** WORK ITEM **
Reproduce each record in the listing below exactly as written.
====
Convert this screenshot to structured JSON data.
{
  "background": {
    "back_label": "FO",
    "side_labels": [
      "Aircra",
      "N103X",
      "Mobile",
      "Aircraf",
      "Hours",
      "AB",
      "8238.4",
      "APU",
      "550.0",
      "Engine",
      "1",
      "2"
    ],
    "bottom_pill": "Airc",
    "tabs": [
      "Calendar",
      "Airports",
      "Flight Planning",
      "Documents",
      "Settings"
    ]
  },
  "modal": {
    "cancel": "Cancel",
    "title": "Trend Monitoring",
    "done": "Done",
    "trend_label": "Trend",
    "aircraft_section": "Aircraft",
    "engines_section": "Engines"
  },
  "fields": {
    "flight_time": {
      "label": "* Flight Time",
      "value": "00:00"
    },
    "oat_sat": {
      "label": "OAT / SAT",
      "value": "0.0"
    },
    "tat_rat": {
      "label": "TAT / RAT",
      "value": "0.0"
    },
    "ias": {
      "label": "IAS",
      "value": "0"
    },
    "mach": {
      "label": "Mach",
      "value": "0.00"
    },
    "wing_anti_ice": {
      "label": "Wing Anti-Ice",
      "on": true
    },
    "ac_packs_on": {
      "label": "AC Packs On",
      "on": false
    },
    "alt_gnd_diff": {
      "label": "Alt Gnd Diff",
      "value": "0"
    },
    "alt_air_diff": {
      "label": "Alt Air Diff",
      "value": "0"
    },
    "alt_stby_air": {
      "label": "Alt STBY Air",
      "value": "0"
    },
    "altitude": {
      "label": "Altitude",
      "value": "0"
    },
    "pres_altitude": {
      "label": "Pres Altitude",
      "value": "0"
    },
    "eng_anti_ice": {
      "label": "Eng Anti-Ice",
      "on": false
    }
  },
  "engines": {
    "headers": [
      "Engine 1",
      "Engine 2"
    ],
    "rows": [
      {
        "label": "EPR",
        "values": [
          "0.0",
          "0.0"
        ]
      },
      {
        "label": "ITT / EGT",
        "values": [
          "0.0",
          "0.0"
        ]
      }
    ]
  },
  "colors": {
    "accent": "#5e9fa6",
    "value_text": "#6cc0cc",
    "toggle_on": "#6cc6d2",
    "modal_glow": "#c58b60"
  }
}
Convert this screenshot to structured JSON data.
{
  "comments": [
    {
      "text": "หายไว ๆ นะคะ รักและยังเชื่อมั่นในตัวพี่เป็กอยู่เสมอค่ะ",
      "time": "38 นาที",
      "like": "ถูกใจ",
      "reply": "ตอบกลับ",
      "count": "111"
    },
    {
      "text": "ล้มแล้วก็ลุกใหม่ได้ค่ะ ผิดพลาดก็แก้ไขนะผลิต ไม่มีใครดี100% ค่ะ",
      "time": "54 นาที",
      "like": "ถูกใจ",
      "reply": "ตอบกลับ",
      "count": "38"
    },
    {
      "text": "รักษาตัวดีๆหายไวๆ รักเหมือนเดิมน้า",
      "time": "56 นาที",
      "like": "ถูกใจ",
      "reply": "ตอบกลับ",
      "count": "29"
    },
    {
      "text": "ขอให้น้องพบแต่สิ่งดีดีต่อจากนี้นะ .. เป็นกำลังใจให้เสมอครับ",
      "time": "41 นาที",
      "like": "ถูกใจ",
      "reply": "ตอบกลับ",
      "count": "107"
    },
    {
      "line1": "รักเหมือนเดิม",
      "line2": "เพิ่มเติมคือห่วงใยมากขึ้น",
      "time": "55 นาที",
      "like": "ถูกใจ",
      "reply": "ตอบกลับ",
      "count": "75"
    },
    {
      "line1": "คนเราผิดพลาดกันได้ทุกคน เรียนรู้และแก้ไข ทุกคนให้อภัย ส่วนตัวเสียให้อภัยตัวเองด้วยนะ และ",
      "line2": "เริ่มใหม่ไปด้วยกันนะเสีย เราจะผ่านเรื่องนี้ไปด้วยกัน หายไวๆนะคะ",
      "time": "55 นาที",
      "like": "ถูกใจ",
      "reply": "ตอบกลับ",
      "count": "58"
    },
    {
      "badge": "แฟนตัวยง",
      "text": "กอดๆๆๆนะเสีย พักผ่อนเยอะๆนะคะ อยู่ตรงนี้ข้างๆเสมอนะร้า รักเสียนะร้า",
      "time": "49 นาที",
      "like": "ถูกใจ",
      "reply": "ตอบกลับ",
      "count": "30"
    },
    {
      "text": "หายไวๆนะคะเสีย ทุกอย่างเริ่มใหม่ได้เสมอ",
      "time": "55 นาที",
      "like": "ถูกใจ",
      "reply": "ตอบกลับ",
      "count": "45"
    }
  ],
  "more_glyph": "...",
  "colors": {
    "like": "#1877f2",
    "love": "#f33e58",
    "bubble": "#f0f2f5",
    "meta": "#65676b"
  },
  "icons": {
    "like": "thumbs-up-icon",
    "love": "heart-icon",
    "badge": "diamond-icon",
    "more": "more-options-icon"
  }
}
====
** RESPONSE FOR THIS EXERCISE **
Convert this screenshot to structured JSON data.
{
  "background": {
    "back_label": "FO",
    "side_labels": [
      "Aircra",
      "N103X",
      "Mobile",
      "Aircraf",
      "Hours",
      "AB",
      "8238.4",
      "APU",
      "550.0",
      "Engine",
      "1",
      "2"
    ],
    "bottom_pill": "Airc",
    "tabs": [
      "Calendar",
      "Airports",
      "Flight Planning",
      "Documents",
      "Settings"
    ]
  },
  "modal": {
    "cancel": "Cancel",
    "title": "Trend Monitoring",
    "done": "Done",
    "trend_label": "Trend",
    "aircraft_section": "Aircraft",
    "engines_section": "Engines"
  },
  "fields": {
    "flight_time": {
      "label": "* Flight Time",
      "value": "00:00"
    },
    "oat_sat": {
      "label": "OAT / SAT",
      "value": "0.0"
    },
    "tat_rat": {
      "label": "TAT / RAT",
      "value": "0.0"
    },
    "ias": {
      "label": "IAS",
      "value": "0"
    },
    "mach": {
      "label": "Mach",
      "value": "0.00"
    },
    "wing_anti_ice": {
      "label": "Wing Anti-Ice",
      "on": true
    },
    "ac_packs_on": {
      "label": "AC Packs On",
      "on": false
    },
    "alt_gnd_diff": {
      "label": "Alt Gnd Diff",
      "value": "0"
    },
    "alt_air_diff": {
      "label": "Alt Air Diff",
      "value": "0"
    },
    "alt_stby_air": {
      "label": "Alt STBY Air",
      "value": "0"
    },
    "altitude": {
      "label": "Altitude",
      "value": "0"
    },
    "pres_altitude": {
      "label": "Pres Altitude",
      "value": "0"
    },
    "eng_anti_ice": {
      "label": "Eng Anti-Ice",
      "on": false
    }
  },
  "engines": {
    "headers": [
      "Engine 1",
      "Engine 2"
    ],
    "rows": [
      {
        "label": "EPR",
        "values": [
          "0.0",
          "0.0"
        ]
      },
      {
        "label": "ITT / EGT",
        "values": [
          "0.0",
          "0.0"
        ]
      }
    ]
  },
  "colors": {
    "accent": "#5e9fa6",
    "value_text": "#6cc0cc",
    "toggle_on": "#6cc6d2",
    "modal_glow": "#c58b60"
  }
}
Convert this screenshot to structured JSON data.
{
  "comments": [
    {
      "text": "หายไว ๆ นะคะ รักและยังเชื่อมั่นในตัวพี่เป็กอยู่เสมอค่ะ",
      "time": "38 นาที",
      "like": "ถูกใจ",
      "reply": "ตอบกลับ",
      "count": "111"
    },
    {
      "text": "ล้มแล้วก็ลุกใหม่ได้ค่ะ ผิดพลาดก็แก้ไขนะผลิต ไม่มีใครดี100% ค่ะ",
      "time": "54 นาที",
      "like": "ถูกใจ",
      "reply": "ตอบกลับ",
      "count": "38"
    },
    {
      "text": "รักษาตัวดีๆหายไวๆ รักเหมือนเดิมน้า",
      "time": "56 นาที",
      "like": "ถูกใจ",
      "reply": "ตอบกลับ",
      "count": "29"
    },
    {
      "text": "ขอให้น้องพบแต่สิ่งดีดีต่อจากนี้นะ .. เป็นกำลังใจให้เสมอครับ",
      "time": "41 นาที",
      "like": "ถูกใจ",
      "reply": "ตอบกลับ",
      "count": "107"
    },
    {
      "line1": "รักเหมือนเดิม",
      "line2": "เพิ่มเติมคือห่วงใยมากขึ้น",
      "time": "55 นาที",
      "like": "ถูกใจ",
      "reply": "ตอบกลับ",
      "count": "75"
    },
    {
      "line1": "คนเราผิดพลาดกันได้ทุกคน เรียนรู้และแก้ไข ทุกคนให้อภัย ส่วนตัวเสียให้อภัยตัวเองด้วยนะ และ",
      "line2": "เริ่มใหม่ไปด้วยกันนะเสีย เราจะผ่านเรื่องนี้ไปด้วยกัน หายไวๆนะคะ",
      "time": "55 นาที",
      "like": "ถูกใจ",
      "reply": "ตอบกลับ",
      "count": "58"
    },
    {
      "badge": "แฟนตัวยง",
      "text": "กอดๆๆๆนะเสีย พักผ่อนเยอะๆนะคะ อยู่ตรงนี้ข้างๆเสมอนะร้า รักเสียนะร้า",
      "time": "49 นาที",
      "like": "ถูกใจ",
      "reply": "ตอบกลับ",
      "count": "30"
    },
    {
      "text": "หายไวๆนะคะเสีย ทุกอย่างเริ่มใหม่ได้เสมอ",
      "time": "55 นาที",
      "like": "ถูกใจ",
      "reply": "ตอบกลับ",
      "count": "45"
    }
  ],
  "more_glyph": "...",
  "colors": {
    "like": "#1877f2",
    "love": "#f33e58",
    "bubble": "#f0f2f5",
    "meta": "#65676b"
  },
  "icons": {
    "like": "thumbs-up-icon",
    "love": "heart-icon",
    "badge": "diamond-icon",
    "more": "more-options-icon"
  }
}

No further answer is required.